  • Acamprosate is a glutamate receptor modulator which is indicated for alcohol use disorder
    • Dosing is 666mg po TID; for individuals with CrCL between 30-50mL/min, dose reduction to 333mg po TID; contraindication if CrCl <30ml/min
    • Eliminated renally; should monitor SCr pre-treatment as well as for the treatment duration.
    • In Ontario, naltrexone may be covered via the Exceptional Access Program for alcohol dependence therapy.

In United States, I presume disulfiram is still available (it isn’t available anymore in Canada) so the practice guideline recommends offering it to patients with moderate to severe alcohol use disorder who prefer disulfiram or intolerant to naltrexone or acamprosate.  They must also be capable to understand the risks of alcohol consumption while taking disulfiram.

  • Disulfiram is an inhibitor of aldehyde dehydrogenase and is indicated for alcohol use disorder
    • Dosing involves starting 1st dose 12 hours after last drink, 500mg po qam for 1-2 weeks, then 250mg po qam.
    • Need to monitor LFTs and baseline ECGs
    • Contraindicated in recent myocardial infarction, coronary artery disease and history of seizure
    • Must be completely abstinent from alcohol
    • Disulfiram is not available in Canada.
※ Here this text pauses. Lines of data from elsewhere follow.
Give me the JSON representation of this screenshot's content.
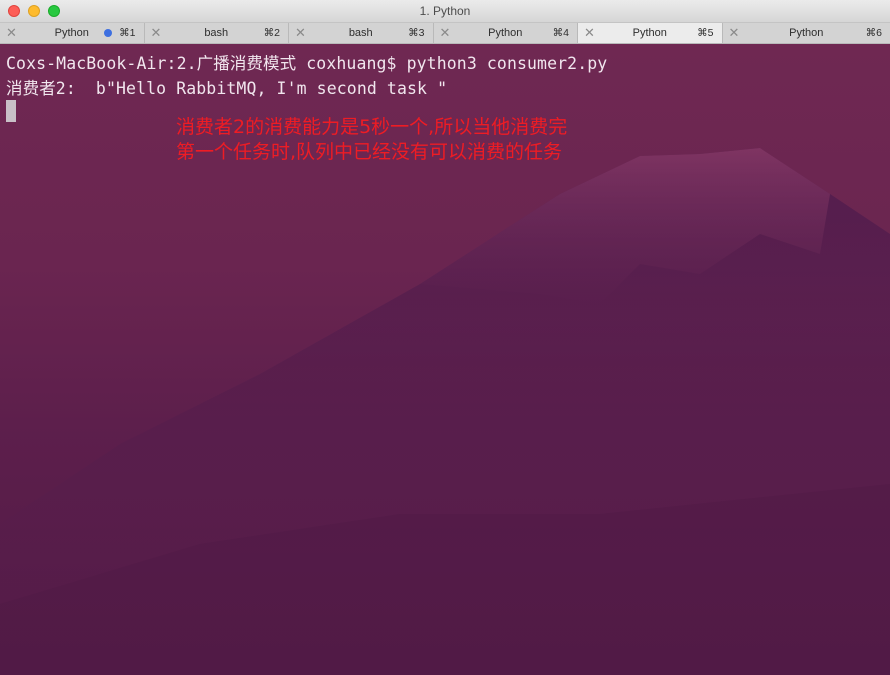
{
  "window": {
    "title": "1. Python"
  },
  "tabs": [
    {
      "label": "Python",
      "shortcut": "⌘1",
      "active": false,
      "activity_dot": true
    },
    {
      "label": "bash",
      "shortcut": "⌘2",
      "active": false
    },
    {
      "label": "bash",
      "shortcut": "⌘3",
      "active": false
    },
    {
      "label": "Python",
      "shortcut": "⌘4",
      "active": false
    },
    {
      "label": "Python",
      "shortcut": "⌘5",
      "active": true
    },
    {
      "label": "Python",
      "shortcut": "⌘6",
      "active": false
    }
  ],
  "terminal": {
    "lines": [
      "Coxs-MacBook-Air:2.广播消费模式 coxhuang$ python3 consumer2.py",
      "消费者2:  b\"Hello RabbitMQ, I'm second task \""
    ]
  },
  "annotation": {
    "lines": [
      "消费者2的消费能力是5秒一个,所以当他消费完",
      "第一个任务时,队列中已经没有可以消费的任务"
    ],
    "color": "#ee1c24"
  },
  "colors": {
    "background_top": "#6f2852",
    "background_bottom": "#521a46",
    "mountain": "#3c1744",
    "tab_activity_dot": "#3d6fe0"
  }
}
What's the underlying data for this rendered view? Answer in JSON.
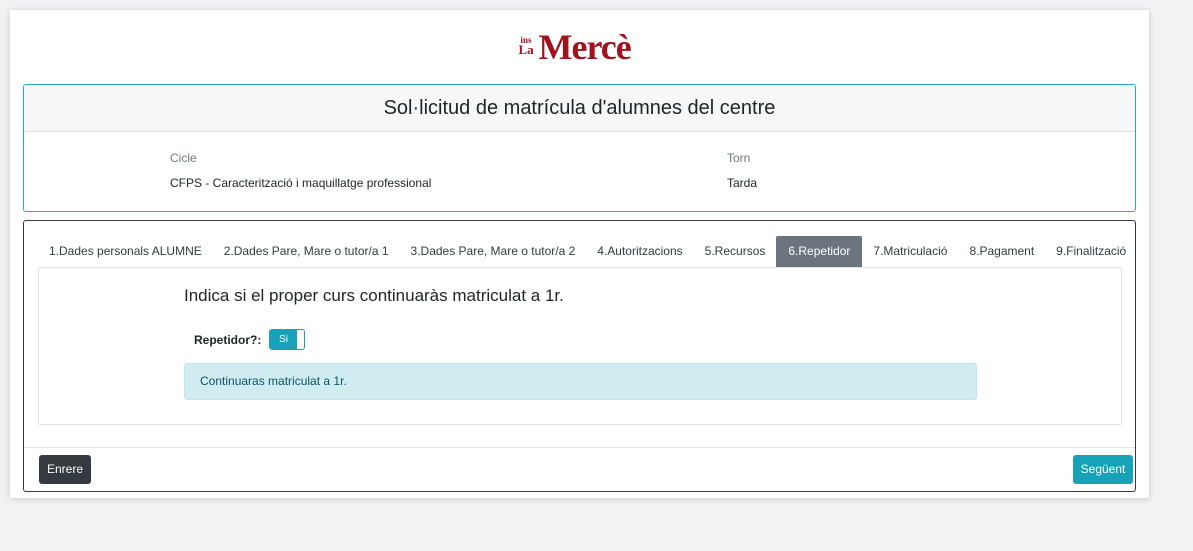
{
  "logo": {
    "line1": "ins",
    "line2": "La",
    "main": "Mercè"
  },
  "form": {
    "title": "Sol·licitud de matrícula d'alumnes del centre",
    "cicle_label": "Cicle",
    "cicle_value": "CFPS - Caracterització i maquillatge professional",
    "torn_label": "Torn",
    "torn_value": "Tarda"
  },
  "tabs": [
    {
      "label": "1.Dades personals ALUMNE",
      "active": false
    },
    {
      "label": "2.Dades Pare, Mare o tutor/a 1",
      "active": false
    },
    {
      "label": "3.Dades Pare, Mare o tutor/a 2",
      "active": false
    },
    {
      "label": "4.Autoritzacions",
      "active": false
    },
    {
      "label": "5.Recursos",
      "active": false
    },
    {
      "label": "6.Repetidor",
      "active": true
    },
    {
      "label": "7.Matriculació",
      "active": false
    },
    {
      "label": "8.Pagament",
      "active": false
    },
    {
      "label": "9.Finalització",
      "active": false
    }
  ],
  "panel": {
    "question": "Indica si el proper curs continuaràs matriculat a 1r.",
    "repetidor_label": "Repetidor?:",
    "toggle_value": "Si",
    "alert": "Continuaras matriculat a 1r."
  },
  "buttons": {
    "back": "Enrere",
    "next": "Següent"
  },
  "colors": {
    "accent": "#17a2b8",
    "dark": "#343a40",
    "tab_active": "#6c757d",
    "logo": "#a1121c"
  }
}
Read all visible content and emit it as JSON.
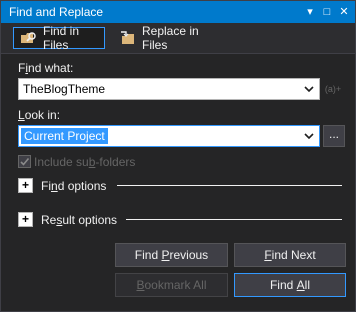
{
  "window": {
    "title": "Find and Replace",
    "controls": {
      "dropdown_glyph": "▾",
      "pin_glyph": "□",
      "close_glyph": "✕"
    }
  },
  "tabs": [
    {
      "label": "Find in Files",
      "icon": "find-in-files-icon",
      "active": true
    },
    {
      "label": "Replace in Files",
      "icon": "replace-in-files-icon",
      "active": false
    }
  ],
  "find_what": {
    "label_prefix": "F",
    "label_underlined": "i",
    "label_suffix": "nd what:",
    "value": "TheBlogTheme",
    "regex_label": "(a)+"
  },
  "look_in": {
    "label_prefix": "",
    "label_underlined": "L",
    "label_suffix": "ook in:",
    "value": "Current Project",
    "browse_label": "..."
  },
  "include_subfolders": {
    "label_prefix": "Include su",
    "label_underlined": "b",
    "label_suffix": "-folders",
    "checked": true,
    "enabled": false
  },
  "find_options": {
    "expander": "+",
    "label_prefix": "Fi",
    "label_underlined": "n",
    "label_suffix": "d options"
  },
  "result_options": {
    "expander": "+",
    "label_prefix": "Re",
    "label_underlined": "s",
    "label_suffix": "ult options"
  },
  "buttons": {
    "find_previous": {
      "prefix": "Find ",
      "underlined": "P",
      "suffix": "revious"
    },
    "find_next": {
      "prefix": "",
      "underlined": "F",
      "suffix": "ind Next"
    },
    "bookmark_all": {
      "prefix": "",
      "underlined": "B",
      "suffix": "ookmark All"
    },
    "find_all": {
      "prefix": "Find ",
      "underlined": "A",
      "suffix": "ll"
    }
  },
  "colors": {
    "accent": "#007acc",
    "selection": "#3399ff",
    "background": "#252526",
    "button": "#3f3f46",
    "disabled_text": "#656565"
  }
}
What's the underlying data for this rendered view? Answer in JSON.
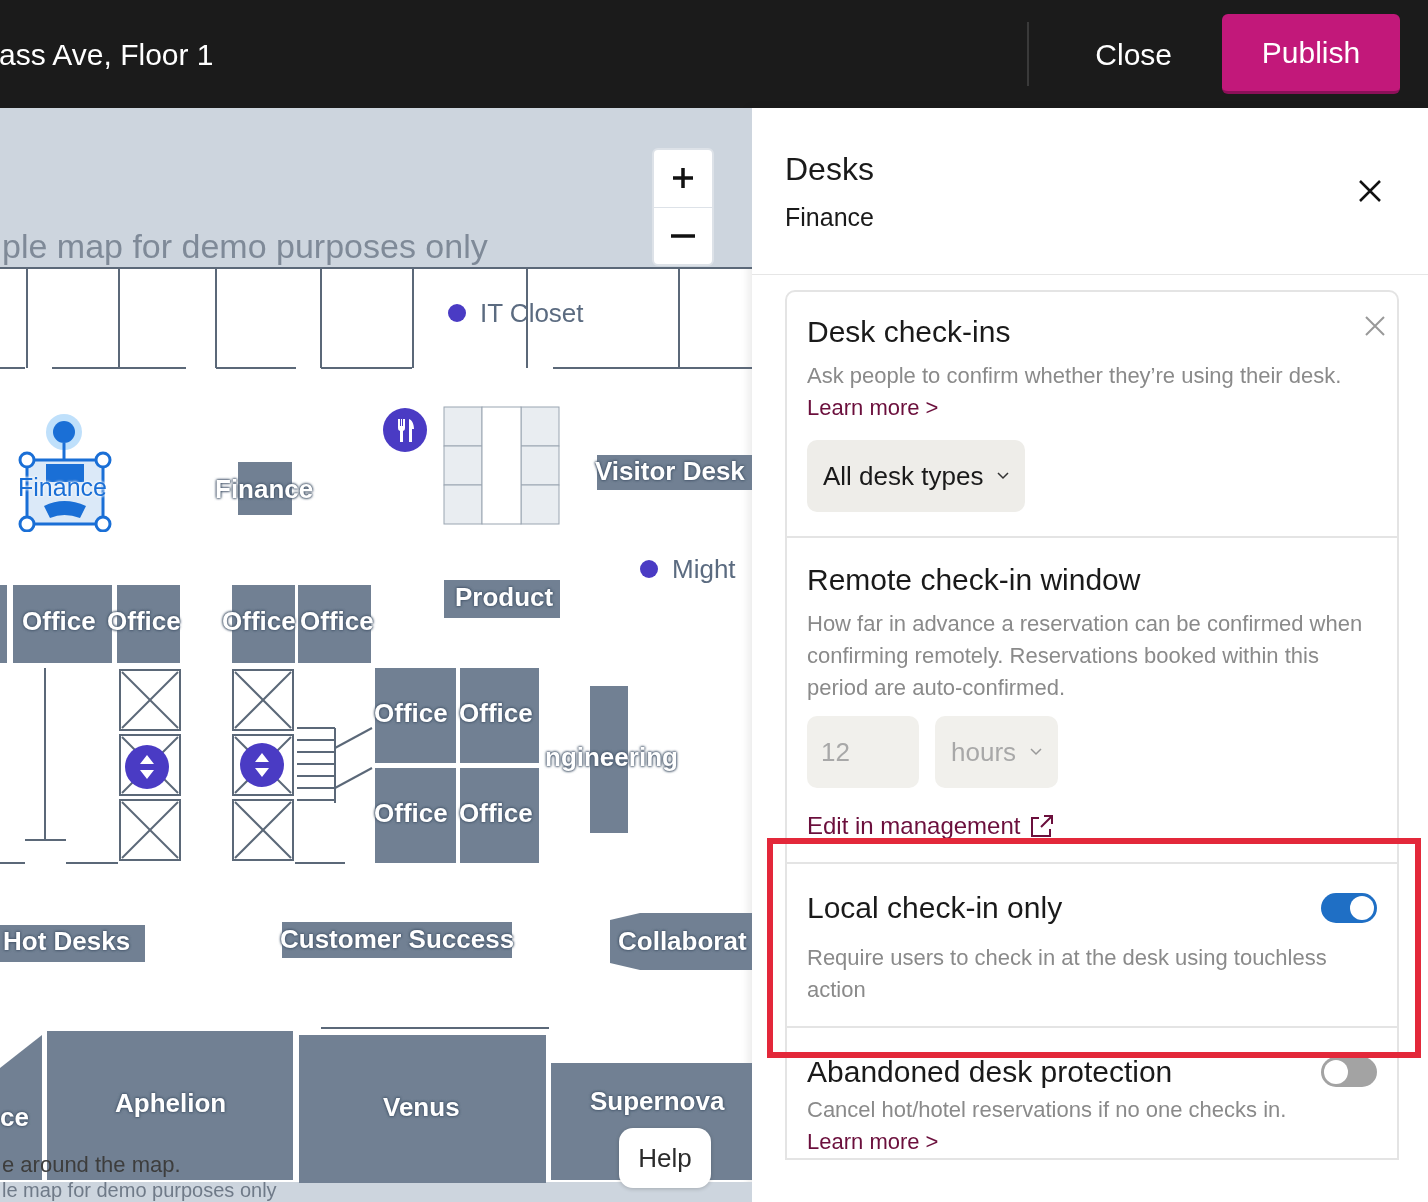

Alternative options also include topiramate and gabapentin. although the evidence is not as strong with these two agents. They may be offered to patients who cannot tolerate naltrexone, acamprosate or disulfiram.

  • Topiramate is an antiepileptic which has demonstrated a reduction in drinks per drinking day, % of heavy or any drinking days as well as reduction in the subjective experience of “craving”.
    • Usual Dose ranges from 200-300mg per day. May want to titrate dose gradually to minimize side effects.
  • Gabapentin is also an antiepileptic shown to increase rate of abstinence and reduction in heavy drink days.
    • Dosing ranges from 900-1200mg/day.  Dose related sedation is a commonly reported side effect.

Other important considerations:

  • Antidepressant medications are not recommended for treatment of alcohol use disorder unless they are indicated for other co-occurring disorders.
  • Similarly, benzodiazepines are not recommended for treatment of alcohol use disorder unless there are acute withdrawal symptoms or indicated for co-occurring disorders
  • For women who are pregnant or breastfeeding, it is recommended that pharmacological agents not be used for alcohol use disorder, unless needed for acute withdrawal symptoms (with benzodiazepines) or therapy needed for other co-occurring disorders.

Hope this quick snapshot of the guideline is helpful. Thank you for reading my post.


Published by


My name is Cynthia Leung and I am a practicing pharmacist in Kingston Ontario, Canada. This blog is for me to share my ideas, opinions and perspectives on how medications are used in our health care system. Note that these posts are my own opinions and do not represent the opinions of my current or former employers and / or organizations that I may belong to. Any possible case scenarios described in my posts would be modified to maintain patient confidentiality. This blog is not a platform for professional advise for patients or health care providers and the content is not meant to support any clinical decisions or replace professional opinions. Also the images are either taken or created by the author, or adapted with permission. I hope you will enjoy reading my posts!

Leave a Reply

Fill in your details below or click an icon to log in: Logo

You are commenting using your account. Log Out /  Change )

Google+ photo

You are commenting using your Google+ account. Log Out /  Change )

Twitter picture

You are commenting using your Twitter account. Log Out /  Change )

Facebook photo

You are commenting using your Facebook account. Log Out /  Change )

Connecting to %s

This site uses Akismet to reduce spam. Learn how your comment data is processed.